Data records
________
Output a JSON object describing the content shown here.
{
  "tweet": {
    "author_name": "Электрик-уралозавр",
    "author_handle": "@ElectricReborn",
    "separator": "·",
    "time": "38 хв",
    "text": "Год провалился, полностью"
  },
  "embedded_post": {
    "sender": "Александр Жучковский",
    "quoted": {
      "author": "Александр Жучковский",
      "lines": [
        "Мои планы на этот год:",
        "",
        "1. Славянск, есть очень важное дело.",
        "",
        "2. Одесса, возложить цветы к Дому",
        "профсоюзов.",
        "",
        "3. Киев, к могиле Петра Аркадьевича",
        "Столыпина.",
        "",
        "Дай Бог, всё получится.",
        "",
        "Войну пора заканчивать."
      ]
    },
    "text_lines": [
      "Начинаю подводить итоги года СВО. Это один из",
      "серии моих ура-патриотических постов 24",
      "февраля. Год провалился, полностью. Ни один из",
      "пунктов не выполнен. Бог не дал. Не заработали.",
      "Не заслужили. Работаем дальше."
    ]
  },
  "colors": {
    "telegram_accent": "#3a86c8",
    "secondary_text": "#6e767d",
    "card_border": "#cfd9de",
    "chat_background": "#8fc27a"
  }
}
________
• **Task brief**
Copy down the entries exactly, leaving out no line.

• **Task response**
Output a JSON object describing the content shown here.
{
  "tweet": {
    "author_name": "Электрик-уралозавр",
    "author_handle": "@ElectricReborn",
    "separator": "·",
    "time": "38 хв",
    "text": "Год провалился, полностью"
  },
  "embedded_post": {
    "sender": "Александр Жучковский",
    "quoted": {
      "author": "Александр Жучковский",
      "lines": [
        "Мои планы на этот год:",
        "",
        "1. Славянск, есть очень важное дело.",
        "",
        "2. Одесса, возложить цветы к Дому",
        "профсоюзов.",
        "",
        "3. Киев, к могиле Петра Аркадьевича",
        "Столыпина.",
        "",
        "Дай Бог, всё получится.",
        "",
        "Войну пора заканчивать."
      ]
    },
    "text_lines": [
      "Начинаю подводить итоги года СВО. Это один из",
      "серии моих ура-патриотических постов 24",
      "февраля. Год провалился, полностью. Ни один из",
      "пунктов не выполнен. Бог не дал. Не заработали.",
      "Не заслужили. Работаем дальше."
    ]
  },
  "colors": {
    "telegram_accent": "#3a86c8",
    "secondary_text": "#6e767d",
    "card_border": "#cfd9de",
    "chat_background": "#8fc27a"
  }
}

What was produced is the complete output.